"They have to get depth on their routes, things like that. But I think it can be worked out."
The club started extra work today on the passing game, which Pardee said would last all week. With the team's ground attack improving steadily, Pardee said the rest of the offense must catch up.
Entering camp, the coaches felt that the receiving would improve through repetition. Of the primary pass catchers, only Buggs was at last year's camp. Thompson (from Baltimore) and McDaniel (from Cincinnati) were picked up just prior to the start of the season to temporarily fill what was considered a glaring weakness of the 1978 team.
Experience has not helped the ends as much as had been hoped. Thompson, a 6-foot, 170-pound fourth-year man from Baylor, probably has made the best showing, making a couple of nifty long grabs in practice. McDaniel, a 6-1, 197-pound sixth-year man from Lincoln who had 34 catches last year (third on the team), has had an extremely quiet preseason. Buggs, a 6-2, 185-pound five-year man from West Virginia who led the club in 1978 with 36 receptions, is not as tough as the coaches would like.
"Ricky has the speed to get loose deep and so does Danny," Pardee said. "But I realize that it would affect our running game if our passing doesn't come around.
"I've been pleased so far with just about everything in this camp except not being able to get into the end zone during our games. We just haven't been able to help ourselves by picking up some big gains downfield on our passes."

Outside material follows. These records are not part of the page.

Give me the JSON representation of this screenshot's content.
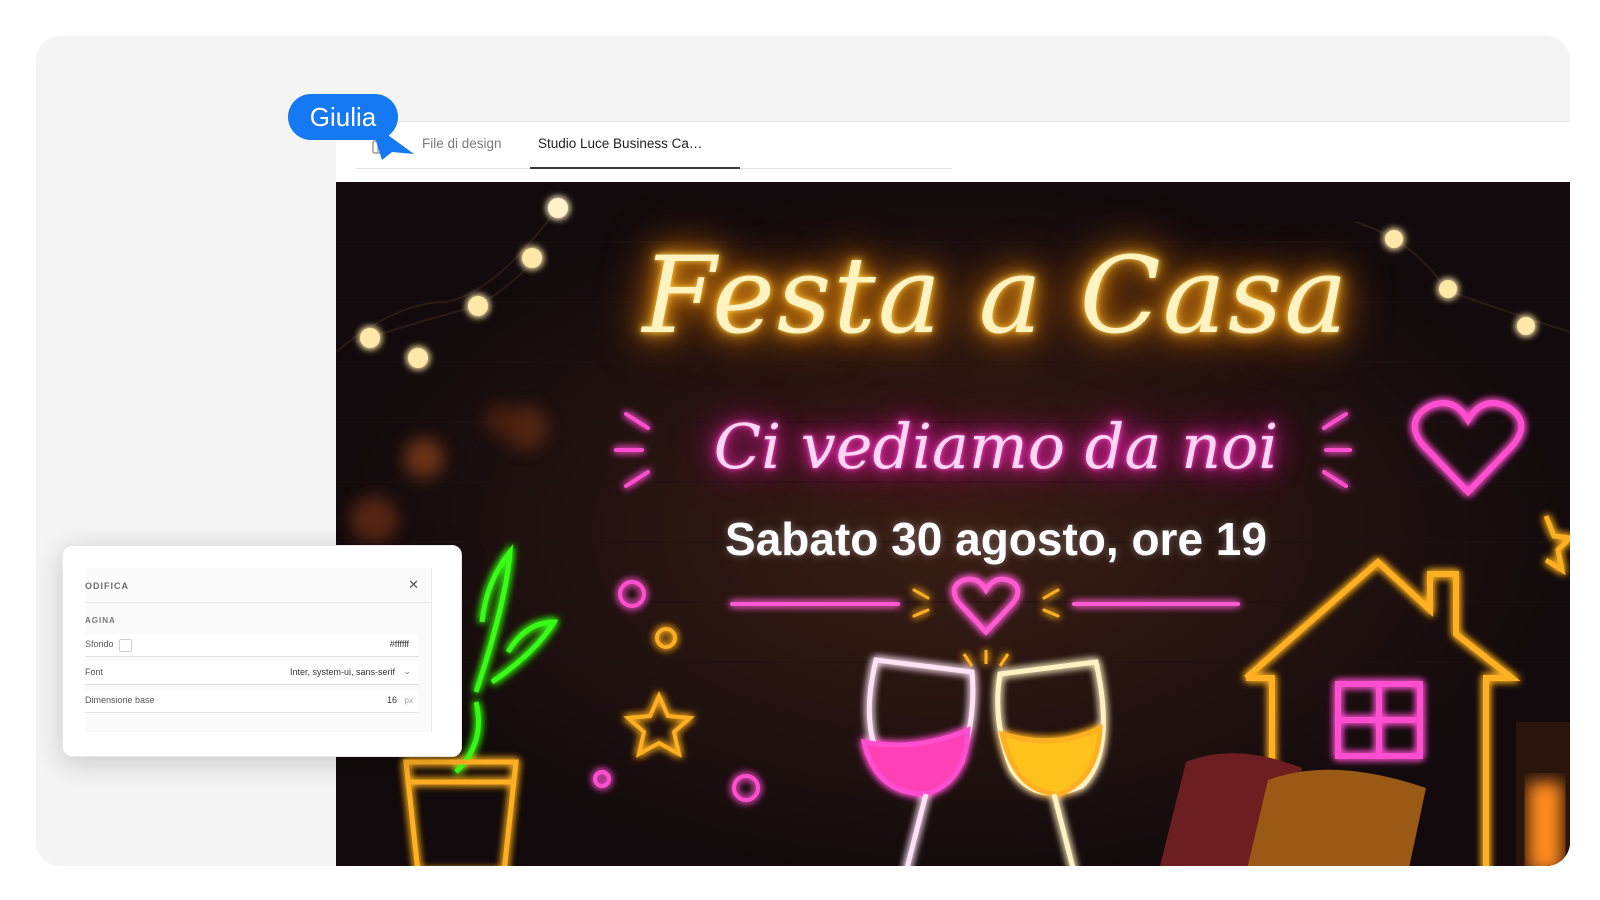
{
  "collaborator": {
    "name": "Giulia",
    "color": "#1479f2"
  },
  "tabs": [
    {
      "label": "File di design",
      "active": false
    },
    {
      "label": "Studio Luce Business Ca…",
      "active": true
    }
  ],
  "design": {
    "title": "Festa a Casa",
    "subtitle": "Ci vediamo da noi",
    "date_line": "Sabato 30 agosto, ore 19",
    "colors": {
      "title_glow": "#ffb020",
      "subtitle_glow": "#ff2fb8",
      "plant_glow": "#39ff14",
      "background": "#120a0c"
    }
  },
  "edit_panel": {
    "title": "ODIFICA",
    "close_icon": "close-icon",
    "section_title": "AGINA",
    "fields": [
      {
        "label": "Sfondo",
        "value": "#ffffff"
      },
      {
        "label": "Font",
        "value": "Inter, system-ui, sans-serif"
      },
      {
        "label": "Dimensione base",
        "value": "16",
        "unit": "px"
      }
    ]
  }
}
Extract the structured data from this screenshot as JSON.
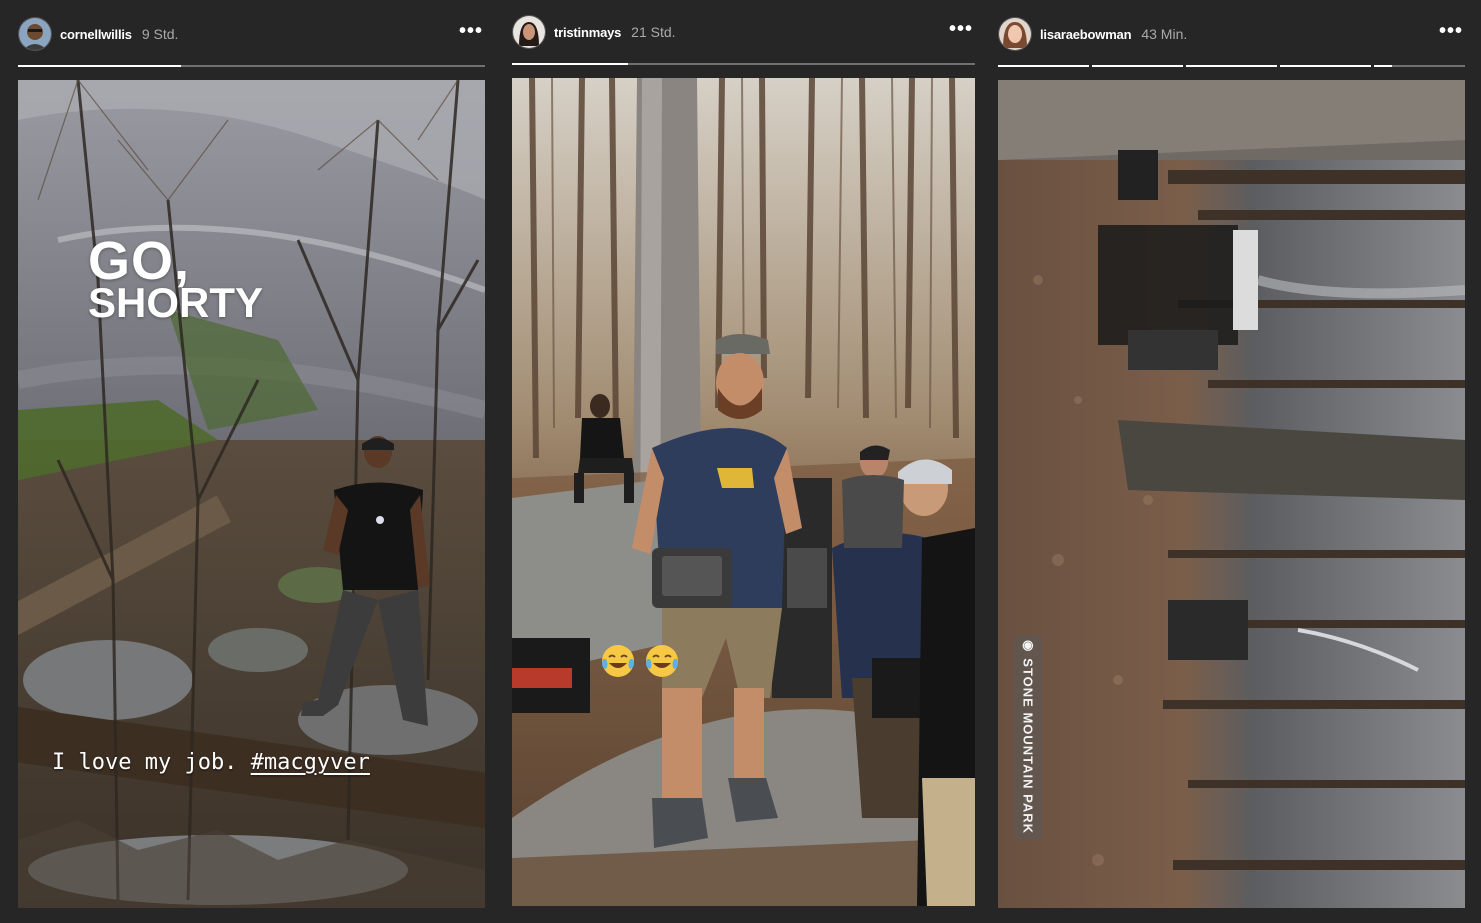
{
  "stories": [
    {
      "username": "cornellwillis",
      "timestamp": "9 Std.",
      "segments": [
        0.35
      ],
      "caption_line1": "GO,",
      "caption_line2": "SHORTY",
      "caption_text": "I love my job.",
      "caption_hashtag": "#macgyver"
    },
    {
      "username": "tristinmays",
      "timestamp": "21 Std.",
      "segments": [
        0.25
      ],
      "emoji": [
        "face-with-tears-of-joy",
        "face-with-tears-of-joy"
      ],
      "emoji_glyphs": [
        "😂",
        "😂"
      ]
    },
    {
      "username": "lisaraebowman",
      "timestamp": "43 Min.",
      "segments": [
        1,
        1,
        1,
        1,
        0.2
      ],
      "location_sticker": "STONE MOUNTAIN PARK"
    }
  ],
  "more_label": "•••",
  "colors": {
    "background": "#262626",
    "progress_fill": "#ffffff",
    "progress_track": "rgba(255,255,255,0.35)"
  }
}
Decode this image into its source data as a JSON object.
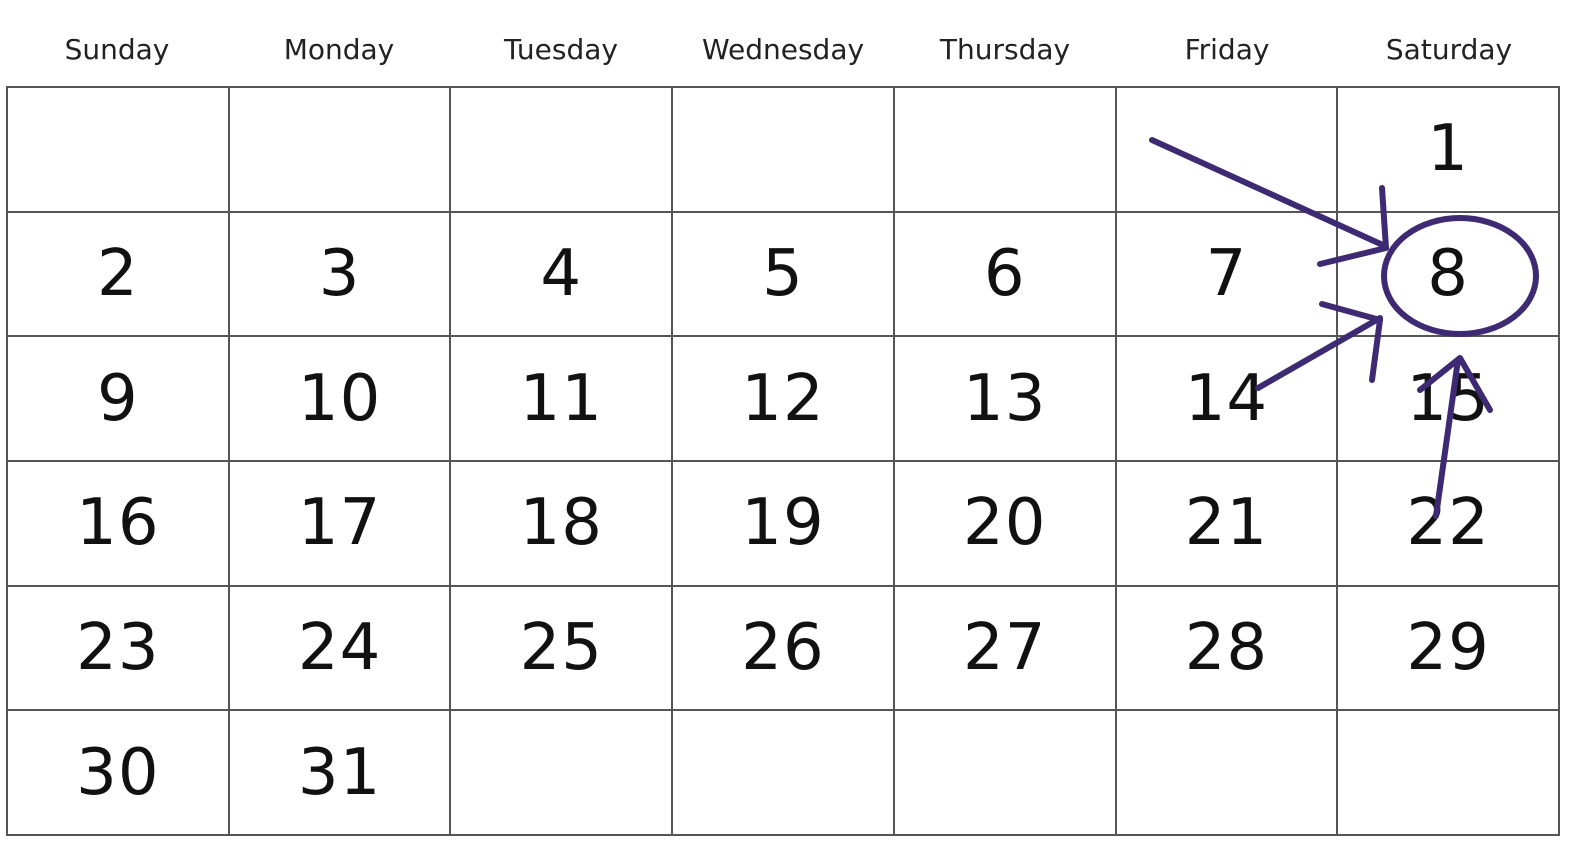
{
  "calendar": {
    "weekdays": [
      "Sunday",
      "Monday",
      "Tuesday",
      "Wednesday",
      "Thursday",
      "Friday",
      "Saturday"
    ],
    "weeks": [
      [
        "",
        "",
        "",
        "",
        "",
        "",
        "1"
      ],
      [
        "2",
        "3",
        "4",
        "5",
        "6",
        "7",
        "8"
      ],
      [
        "9",
        "10",
        "11",
        "12",
        "13",
        "14",
        "15"
      ],
      [
        "16",
        "17",
        "18",
        "19",
        "20",
        "21",
        "22"
      ],
      [
        "23",
        "24",
        "25",
        "26",
        "27",
        "28",
        "29"
      ],
      [
        "30",
        "31",
        "",
        "",
        "",
        "",
        ""
      ]
    ],
    "highlighted_day": "8"
  },
  "annotation": {
    "color": "#3d2a73",
    "type": "hand-drawn circle with arrows"
  }
}
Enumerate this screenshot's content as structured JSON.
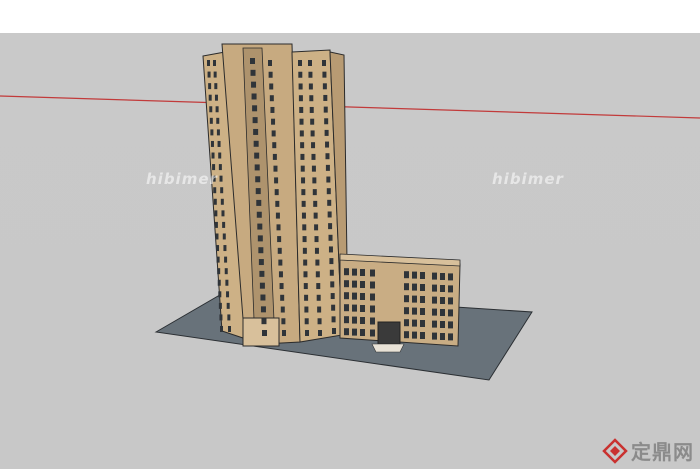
{
  "watermark": {
    "text": "hibimer"
  },
  "logo": {
    "text": "定鼎网",
    "icon": "diamond-logo-icon",
    "color": "#c9312f"
  },
  "colors": {
    "sky": "#ffffff",
    "ground": "#c9c9c9",
    "axis_red": "#c23a3a",
    "base_plate": "#69737a",
    "facade": "#c9ad84",
    "facade_shadow": "#a88d66",
    "window": "#2f3439"
  }
}
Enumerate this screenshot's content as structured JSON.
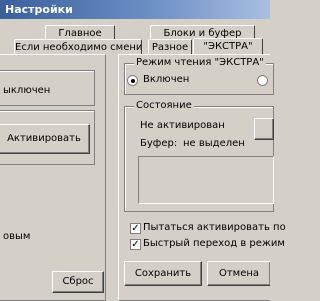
{
  "window": {
    "title": "Настройки"
  },
  "tabs_top": [
    {
      "label": "Главное"
    },
    {
      "label": "Блоки и буфер"
    }
  ],
  "tabs_bottom": [
    {
      "label": "Если необходимо сменить тип"
    },
    {
      "label": "Разное"
    },
    {
      "label": "\"ЭКСТРА\""
    }
  ],
  "left": {
    "item_off": "ыключен",
    "activate_button": "Активировать",
    "item_new": "овым",
    "reset_button": "Сброс"
  },
  "mode_group": {
    "title": "Режим чтения \"ЭКСТРА\"",
    "on_label": "Включен",
    "on_selected": true
  },
  "status_group": {
    "title": "Состояние",
    "status_value": "Не активирован",
    "buffer_label": "Буфер:",
    "buffer_value": "не выделен"
  },
  "options": [
    {
      "label": "Пытаться активировать по",
      "checked": true
    },
    {
      "label": "Быстрый переход в режим",
      "checked": true
    }
  ],
  "buttons": {
    "save": "Сохранить",
    "cancel": "Отмена"
  }
}
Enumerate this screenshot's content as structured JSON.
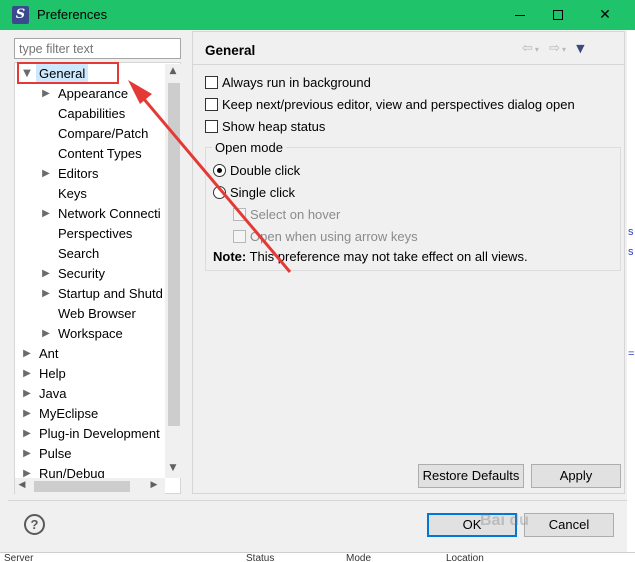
{
  "window": {
    "title": "Preferences",
    "accent": "#1ec36a"
  },
  "filter": {
    "placeholder": "type filter text"
  },
  "tree": {
    "items": [
      {
        "label": "General",
        "expanded": true,
        "selected": true
      },
      {
        "label": "Appearance",
        "has_children": true
      },
      {
        "label": "Capabilities"
      },
      {
        "label": "Compare/Patch"
      },
      {
        "label": "Content Types"
      },
      {
        "label": "Editors",
        "has_children": true
      },
      {
        "label": "Keys"
      },
      {
        "label": "Network Connecti",
        "has_children": true
      },
      {
        "label": "Perspectives"
      },
      {
        "label": "Search"
      },
      {
        "label": "Security",
        "has_children": true
      },
      {
        "label": "Startup and Shutd",
        "has_children": true
      },
      {
        "label": "Web Browser"
      },
      {
        "label": "Workspace",
        "has_children": true
      },
      {
        "label": "Ant",
        "has_children": true
      },
      {
        "label": "Help",
        "has_children": true
      },
      {
        "label": "Java",
        "has_children": true
      },
      {
        "label": "MyEclipse",
        "has_children": true
      },
      {
        "label": "Plug-in Development",
        "has_children": true
      },
      {
        "label": "Pulse",
        "has_children": true
      },
      {
        "label": "Run/Debug",
        "has_children": true
      }
    ]
  },
  "page": {
    "title": "General",
    "options": {
      "always_run_background": "Always run in background",
      "keep_next_prev": "Keep next/previous editor, view and perspectives dialog open",
      "show_heap": "Show heap status"
    },
    "open_mode": {
      "title": "Open mode",
      "double_click": "Double click",
      "single_click": "Single click",
      "select_on_hover": "Select on hover",
      "open_arrow_keys": "Open when using arrow keys",
      "selected": "Double click"
    },
    "note_label": "Note:",
    "note_text": "This preference may not take effect on all views."
  },
  "buttons": {
    "restore_defaults": "Restore Defaults",
    "apply": "Apply",
    "ok": "OK",
    "cancel": "Cancel",
    "help": "?"
  },
  "background_columns": {
    "server": "Server",
    "status": "Status",
    "mode": "Mode",
    "location": "Location"
  },
  "watermark": "Bai du 经验",
  "annotation_color": "#e53935"
}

In the two preseason games, the ball-control Redskins have completed eight passes to their wide receivers. Ironically, Hall caught four of them, Thompson grabbed two against Tampa Bay. Neither Buggs nor McDaniel has pulled in a pass while playing infrequently.
Haines, a hard-nosed youngster from Notre Dame, is earning more playing time. But he is only 5-11 and 183 pounds.
There is no question that the team lacks a game-breaking receiver such as Lynn Swann or Issac Curtis. But those kinds of athletes are not usually available through trades but through the draft. Next year the Redskins will have their first full draft in years.
Meanwhile, the 6-4, 230-pound Fugett said he didn't ask any questions when he was told to play both wide receiver and tight end this week.
"I just play and they do the coaching," he said. "I still consider myself a tight end, but it's good for me to work at wide receiver too. I did it at Dallas and I think it was effective. I don't see us using it that much. It just gives us more options."
Besides Hall, other cuts were defensive end Jesse O'Neal of Grambling, a Canadian Football League veteran; center Lou Orlando, a rookie from Yale, safety Anthony Young, a rookie from Jackson State, and defensive tackle Dwight Carey, a free agent from Texas-Arlington who spent most of camp with an injured toe.
Don Testerman was the major casualty from the Denver game. He has a sore shoulder...Harlan's injury at first had been considered more serious. It had been feared that two vertebrae were pinching in his upper neck.That would have ended his career.